After the decline of Moai culture on Easter Island, a new cult emerged that revolved around fertility and the worship of migratory seabirds. As the Moai had represented the idea of ancestor worship, the new Birdman Cult was represented by the Tangatu-mana (birdman), a human body with the head of a bird. The village of Orongo was built exclusively for ceremonial purposes related to the new religion. Perched nearly 1,000 feet above the sea, on the precarious rim of the Rano Kao volcano, Orongo faced three tiny offshore islets where Sooty Terns returned each fall to lay their eggs and fledge their chicks.
Every September, chiefs of different tribes (or their representatives) swam across the shark-infested channel to the islet of Motu Nui. There they lay in wait for the Sooty Terns, each man hoping to find a tern egg. The first to deliver an unharmed egg to the main tribal house won the Tangatu-mana competition. It was from this ceremony that the Birdman Cult took its name. The new birdman was considered tapu (sacred) and lived in seclusion for the next year. Following his year of sequestration, legend says he was rewarded with a virgin to marry.

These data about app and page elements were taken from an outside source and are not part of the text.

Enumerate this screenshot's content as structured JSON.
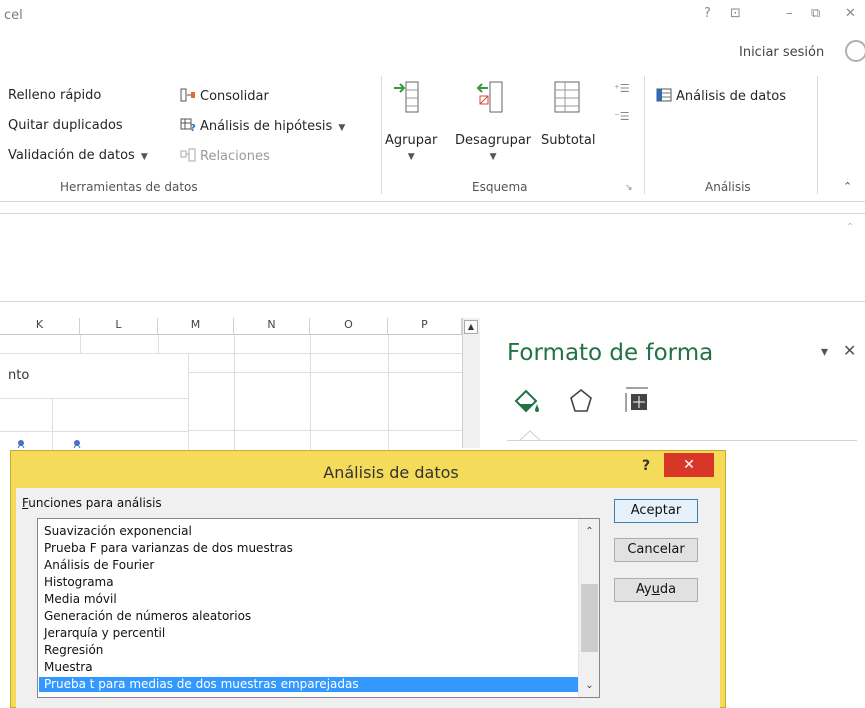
{
  "window": {
    "title_fragment": "cel",
    "controls": [
      "?",
      "⊡",
      "–",
      "⧉",
      "✕"
    ],
    "signin_label": "Iniciar sesión"
  },
  "ribbon": {
    "tools": {
      "flash_fill": "Relleno rápido",
      "remove_duplicates": "Quitar duplicados",
      "data_validation": "Validación de datos",
      "consolidate": "Consolidar",
      "what_if": "Análisis de hipótesis",
      "relationships": "Relaciones",
      "group_label": "Herramientas de datos"
    },
    "outline": {
      "group": "Agrupar",
      "ungroup": "Desagrupar",
      "subtotal": "Subtotal",
      "group_label": "Esquema"
    },
    "analysis": {
      "data_analysis": "Análisis de datos",
      "group_label": "Análisis"
    }
  },
  "sheet": {
    "columns": [
      "K",
      "L",
      "M",
      "N",
      "O",
      "P"
    ],
    "cell_fragment": "nto"
  },
  "format_pane": {
    "title": "Formato de forma"
  },
  "dialog": {
    "title": "Análisis de datos",
    "help_label": "?",
    "close_label": "✕",
    "list_label_access": "F",
    "list_label_rest": "unciones para análisis",
    "items": [
      "Suavización exponencial",
      "Prueba F para varianzas de dos muestras",
      "Análisis de Fourier",
      "Histograma",
      "Media móvil",
      "Generación de números aleatorios",
      "Jerarquía y percentil",
      "Regresión",
      "Muestra",
      "Prueba t para medias de dos muestras emparejadas"
    ],
    "selected_item": "Prueba t para medias de dos muestras emparejadas",
    "buttons": {
      "ok": "Aceptar",
      "cancel": "Cancelar",
      "help_pre": "Ay",
      "help_access": "u",
      "help_post": "da"
    }
  },
  "colors": {
    "excel_green": "#217346",
    "dialog_frame": "#f5db5a",
    "close_red": "#d9362a",
    "selection_blue": "#3399ff"
  }
}
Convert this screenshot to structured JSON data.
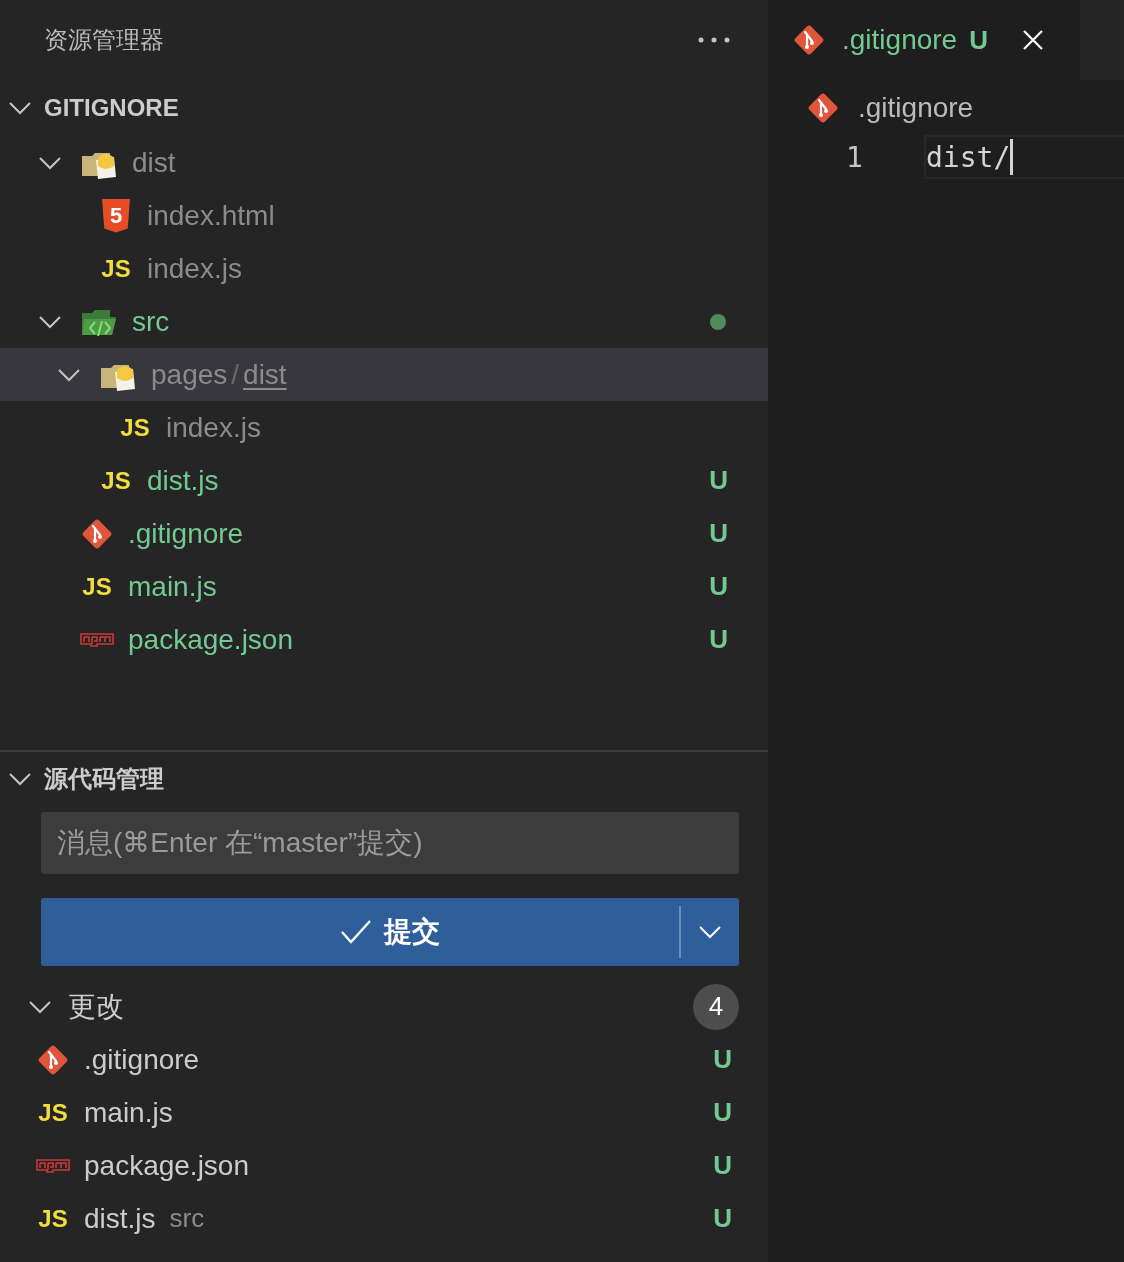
{
  "explorer": {
    "title": "资源管理器",
    "section": {
      "title": "GITIGNORE",
      "expanded": true,
      "items": [
        {
          "kind": "folder",
          "name": "dist",
          "expanded": true,
          "selected": false,
          "ignored": true,
          "children": [
            {
              "kind": "html",
              "badge": "5",
              "name": "index.html",
              "selected": false,
              "ignored": true
            },
            {
              "kind": "js",
              "badge": "JS",
              "name": "index.js",
              "selected": false,
              "ignored": true
            }
          ]
        },
        {
          "kind": "code-folder",
          "name": "src",
          "expanded": true,
          "selected": false,
          "ignored": false,
          "untracked": true,
          "dot": true,
          "children": [
            {
              "kind": "folder",
              "name": "pages",
              "separator": "/",
              "sub_name": "dist",
              "expanded": true,
              "selected": true,
              "ignored": true,
              "children": [
                {
                  "kind": "js",
                  "badge": "JS",
                  "name": "index.js",
                  "selected": false,
                  "ignored": true
                }
              ]
            },
            {
              "kind": "js",
              "badge": "JS",
              "name": "dist.js",
              "status": "U",
              "selected": false,
              "ignored": false,
              "untracked": true
            }
          ]
        },
        {
          "kind": "git",
          "name": ".gitignore",
          "status": "U",
          "selected": false,
          "ignored": false,
          "untracked": true
        },
        {
          "kind": "js",
          "badge": "JS",
          "name": "main.js",
          "status": "U",
          "selected": false,
          "ignored": false,
          "untracked": true
        },
        {
          "kind": "npm",
          "name": "package.json",
          "status": "U",
          "selected": false,
          "ignored": false,
          "untracked": true
        }
      ]
    }
  },
  "source_control": {
    "title": "源代码管理",
    "expanded": true,
    "message": {
      "placeholder": "消息(⌘Enter 在“master”提交)"
    },
    "commit_button": {
      "label": "提交"
    },
    "changes": {
      "title": "更改",
      "count": "4",
      "expanded": true,
      "items": [
        {
          "kind": "git",
          "name": ".gitignore",
          "status": "U"
        },
        {
          "kind": "js",
          "badge": "JS",
          "name": "main.js",
          "status": "U"
        },
        {
          "kind": "npm",
          "name": "package.json",
          "status": "U"
        },
        {
          "kind": "js",
          "badge": "JS",
          "name": "dist.js",
          "folder": "src",
          "status": "U"
        }
      ]
    }
  },
  "editor": {
    "tabs": [
      {
        "kind": "git",
        "name": ".gitignore",
        "status": "U",
        "selected": true,
        "untracked": true
      }
    ],
    "breadcrumb": [
      {
        "kind": "git",
        "name": ".gitignore"
      }
    ],
    "lines": [
      {
        "number": "1",
        "text": "dist/"
      }
    ]
  }
}
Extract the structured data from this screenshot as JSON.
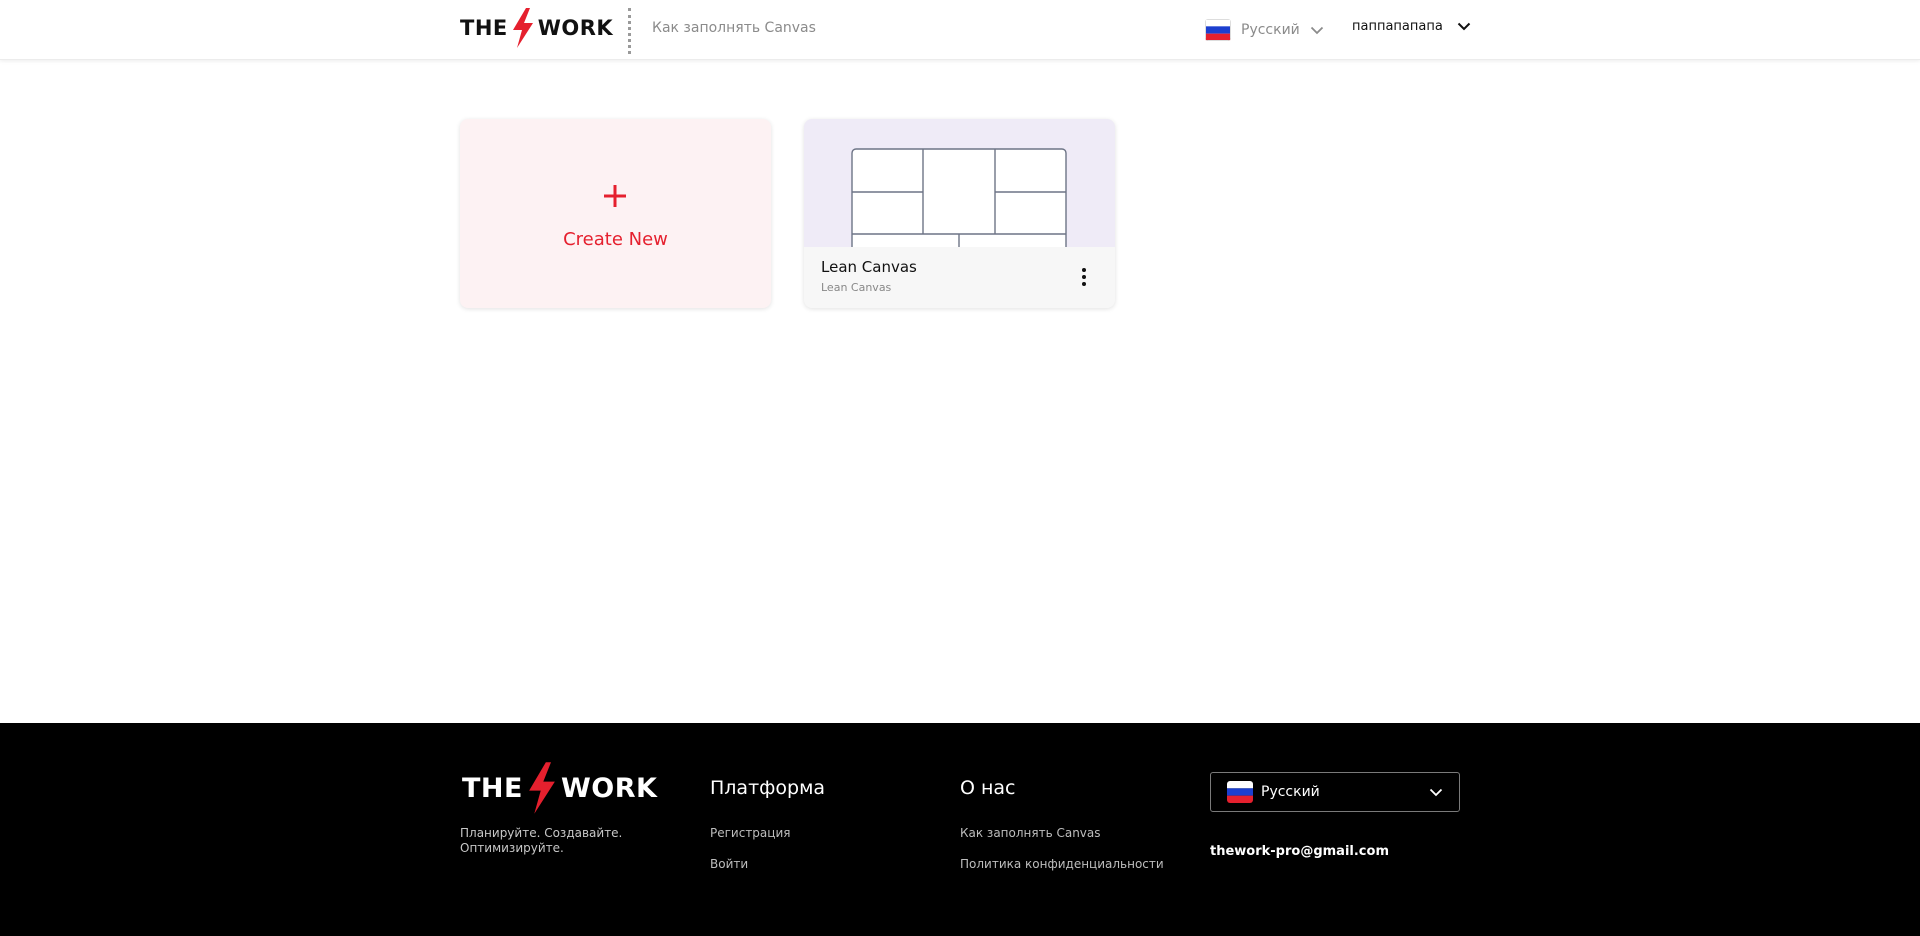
{
  "header": {
    "logo": {
      "left": "THE",
      "right": "WORK"
    },
    "nav_link": "Как заполнять Canvas",
    "language": {
      "label": "Русский",
      "icon": "flag-ru-icon"
    },
    "user": {
      "name": "паппапапапа",
      "icon": "chevron-down-icon"
    }
  },
  "cards": {
    "create": {
      "label": "Create New",
      "icon": "plus-icon"
    },
    "items": [
      {
        "title": "Lean Canvas",
        "subtitle": "Lean Canvas",
        "menu_icon": "more-vertical-icon"
      }
    ]
  },
  "footer": {
    "logo": {
      "left": "THE",
      "right": "WORK"
    },
    "tagline": "Планируйте. Создавайте. Оптимизируйте.",
    "columns": [
      {
        "heading": "Платформа",
        "links": [
          "Регистрация",
          "Войти"
        ]
      },
      {
        "heading": "О нас",
        "links": [
          "Как заполнять Canvas",
          "Политика конфиденциальности"
        ]
      }
    ],
    "language": {
      "label": "Русский",
      "icon": "flag-ru-icon"
    },
    "email": "thework-pro@gmail.com"
  },
  "colors": {
    "accent": "#e5202e",
    "create_card_bg": "#fdf2f3",
    "preview_bg": "#efebf7",
    "footer_bg": "#000000"
  }
}
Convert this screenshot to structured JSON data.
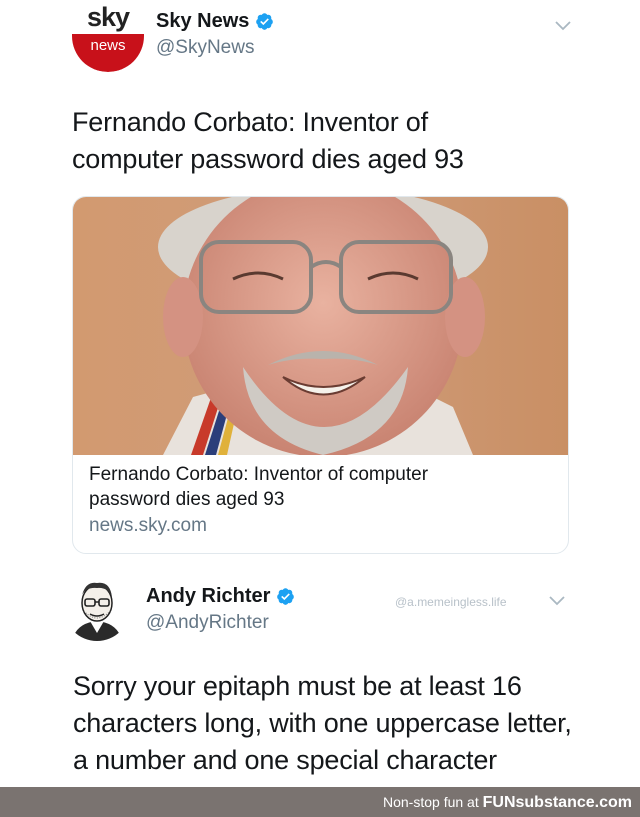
{
  "tweets": [
    {
      "display_name": "Sky News",
      "handle": "@SkyNews",
      "verified": true,
      "avatar": {
        "logo_top": "sky",
        "logo_bottom": "news"
      },
      "text_lines": [
        "Fernando Corbato: Inventor of",
        "computer password dies aged 93"
      ],
      "card": {
        "title_lines": [
          "Fernando Corbato: Inventor of computer",
          "password dies aged 93"
        ],
        "domain": "news.sky.com",
        "image_alt": "photo-of-smiling-man-with-glasses"
      }
    },
    {
      "display_name": "Andy Richter",
      "handle": "@AndyRichter",
      "verified": true,
      "watermark": "@a.memeingless.life",
      "text_lines": [
        "Sorry your epitaph must be at least 16",
        "characters long, with one uppercase letter,",
        "a number and one special character"
      ]
    }
  ],
  "footer": {
    "prefix": "Non-stop fun at",
    "brand": "FUNsubstance.com"
  },
  "colors": {
    "verified": "#1da1f2",
    "sky_red": "#c8111a",
    "handle_gray": "#657786",
    "footer_bg": "#7a7370"
  },
  "icons": [
    "verified-badge-icon",
    "chevron-down-icon"
  ]
}
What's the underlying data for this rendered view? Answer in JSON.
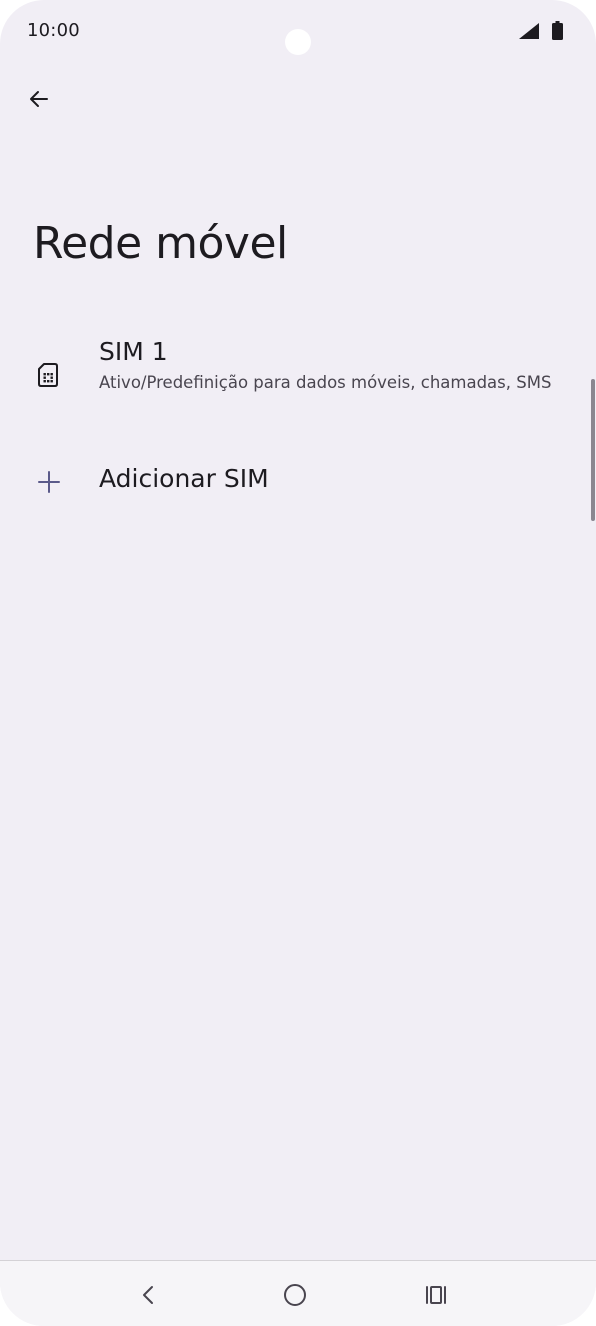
{
  "status_bar": {
    "time": "10:00",
    "icons": [
      "signal-icon",
      "battery-icon"
    ]
  },
  "header": {
    "back_icon": "arrow-back-icon",
    "title": "Rede móvel"
  },
  "list": {
    "sim1": {
      "icon": "sim-card-icon",
      "title": "SIM 1",
      "summary": "Ativo/Predefinição para dados móveis, chamadas, SMS"
    },
    "add_sim": {
      "icon": "plus-icon",
      "label": "Adicionar SIM"
    }
  },
  "navigation_bar": {
    "buttons": [
      "nav-back-icon",
      "nav-home-icon",
      "nav-recents-icon"
    ]
  },
  "colors": {
    "background": "#f1eef5",
    "text_primary": "#1d1b20",
    "text_secondary": "#49454f",
    "accent": "#5b5a8a"
  }
}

The origin of the Tangatu-mana ceremony is unknown, however it is clear that it was part of a deep transformation in power balance, religious beliefs, and social structure on the island. No one knows for sure, but this fascination with birds may have been associated with a general feeling of being trapped. Once settled on Easter Island, the Polynesians may have found it difficult to leave. The prevailing winds and tides would have worked against them, pushing back their dugout canoes time and again. Gradually, Rapa Nui lost touch with the exterior world. The annual return of the Sooty Terns may have symbolized escape, or, at the very least, hope that other worlds still existed. The last competition occurred around 1867.
If you enjoyed this story about the Birdman Cult, you may also be interested in my story about the fascinating carved stone Moai of Easter Island (Rapa Nui).